After briefly falling victim to her own worst instincts, Minaj really did start to rise above it, making a number of flashy appearances at Paris Fashion Week and releasing a new app. Of course, Minaj was never going to be able to reclaim her throne with some high fashion pasties and in-app purchase money. Nearly two weeks after the “ShETHER” drop, Nicki finally got around to a real response. To be fair, it was actually three tracks—“No Frauds,” “Regret In Your Tears,” and “Changed It.” For her triumphant return, Minaj teamed up with her Young Money crew of Drake and Lil Wayne, because when three of the biggest names in hip-hop collaborate, fans listen up. “No Frauds” immediately jumped to the No. 1 slot on iTunes, making good on the taunt Minaj included in an Instagram caption: “Here at Young Money, we don’t do diss records, we drop HIT RECORDS & diss u ON them.” In round one of Remy Ma vs. Nicki Minaj, Nicki’s popularity and profits will always give her a leg up. At the end of the day, Minaj is a bigger star than Remy, and when she releases new music, she instantaneously charts. Meanwhile, Remy is cashing VH1 checks.

Of course, Remy knows that Nicki has a bigger following—she’s just questioning if she has the authenticity and the talent to keep her throne. So “No Frauds,” which disses Remy but hardly obliterates her, isn’t the comeback Nicki needed to end this feud once and for all. In fact, by leaning on Drake and Wayne after Remy accused her of riding the two rappers’, um, coattails, Nicki is actually playing into Remy’s narrative. At the same time, Nicki is way too big a star to come for Remy like she came for her; airing out all that dirty laundry would be a bad look—derivative at best, and needlessly cruel at worst. Pressed to defend her reputation but way too famous to be dragging other rappers for complete filth, Minaj is stuck in her petty version of the high road.

Minaj more or less copped to her own limitations in a recent Instagram hyping the new tracks, writing, “The greats took 3 months to respond to diss records. Queens don’t move on peasant time. Queens shut down Paris, then drop hits on #QueenTime…Next week I’ll beat Aretha for the most Hot 100 hits on billboard by ANY woman in the world EVER in the history of music. Stay in your bum ass place.
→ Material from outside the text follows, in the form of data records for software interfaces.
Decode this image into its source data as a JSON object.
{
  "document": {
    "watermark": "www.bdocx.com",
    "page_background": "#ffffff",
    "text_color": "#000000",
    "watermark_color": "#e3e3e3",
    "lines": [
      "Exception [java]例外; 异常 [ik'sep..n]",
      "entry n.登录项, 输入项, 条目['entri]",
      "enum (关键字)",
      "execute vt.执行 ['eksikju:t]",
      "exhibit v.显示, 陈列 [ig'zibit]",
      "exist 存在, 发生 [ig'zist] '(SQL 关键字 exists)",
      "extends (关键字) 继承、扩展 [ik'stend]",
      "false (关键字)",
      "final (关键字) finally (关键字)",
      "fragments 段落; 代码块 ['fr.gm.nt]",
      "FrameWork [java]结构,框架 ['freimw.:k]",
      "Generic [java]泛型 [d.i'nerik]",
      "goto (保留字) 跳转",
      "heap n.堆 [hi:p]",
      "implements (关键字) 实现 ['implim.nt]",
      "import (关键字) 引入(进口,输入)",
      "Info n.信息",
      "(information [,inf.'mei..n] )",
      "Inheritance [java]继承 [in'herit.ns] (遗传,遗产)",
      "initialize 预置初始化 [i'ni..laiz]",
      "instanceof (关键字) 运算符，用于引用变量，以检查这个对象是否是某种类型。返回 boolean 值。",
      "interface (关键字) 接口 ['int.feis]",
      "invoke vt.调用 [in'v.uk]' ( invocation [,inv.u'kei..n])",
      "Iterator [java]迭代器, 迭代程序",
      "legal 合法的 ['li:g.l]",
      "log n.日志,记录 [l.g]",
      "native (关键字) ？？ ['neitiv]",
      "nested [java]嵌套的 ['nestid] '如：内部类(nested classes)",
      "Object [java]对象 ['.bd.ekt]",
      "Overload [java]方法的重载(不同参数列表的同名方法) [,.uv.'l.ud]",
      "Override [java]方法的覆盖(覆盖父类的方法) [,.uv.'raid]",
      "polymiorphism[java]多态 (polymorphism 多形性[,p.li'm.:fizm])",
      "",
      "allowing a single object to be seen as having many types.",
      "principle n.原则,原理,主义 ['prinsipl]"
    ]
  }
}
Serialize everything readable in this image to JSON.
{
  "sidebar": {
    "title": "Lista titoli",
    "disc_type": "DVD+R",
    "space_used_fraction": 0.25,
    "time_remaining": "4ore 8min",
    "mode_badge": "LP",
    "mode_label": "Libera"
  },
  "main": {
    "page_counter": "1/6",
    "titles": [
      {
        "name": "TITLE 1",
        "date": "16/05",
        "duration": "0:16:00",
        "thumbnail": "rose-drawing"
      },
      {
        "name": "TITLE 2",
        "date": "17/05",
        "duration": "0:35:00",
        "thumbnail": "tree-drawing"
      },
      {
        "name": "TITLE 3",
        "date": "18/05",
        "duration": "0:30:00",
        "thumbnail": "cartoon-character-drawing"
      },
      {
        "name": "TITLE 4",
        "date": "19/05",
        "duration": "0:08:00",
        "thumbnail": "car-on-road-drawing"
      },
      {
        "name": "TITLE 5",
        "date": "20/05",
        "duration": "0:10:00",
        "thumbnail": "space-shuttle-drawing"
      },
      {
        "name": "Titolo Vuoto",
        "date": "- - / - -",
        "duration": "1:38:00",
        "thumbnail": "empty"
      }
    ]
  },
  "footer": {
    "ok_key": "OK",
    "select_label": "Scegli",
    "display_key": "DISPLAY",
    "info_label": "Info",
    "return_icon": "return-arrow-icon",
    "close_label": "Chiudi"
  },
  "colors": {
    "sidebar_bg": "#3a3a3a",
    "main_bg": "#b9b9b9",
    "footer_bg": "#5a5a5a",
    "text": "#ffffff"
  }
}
Jealousy gets u nowhere.” Minaj also offered half a million dollars to Remy “if u can book ANY show or interview w/o mentioning the Queen name.” Remy is undoubtedly using her Minaj diss track to rehab her own image, but that doesn’t mean she’s not a real threat. Nicki might have the hits, but Remy has the bars to bury her.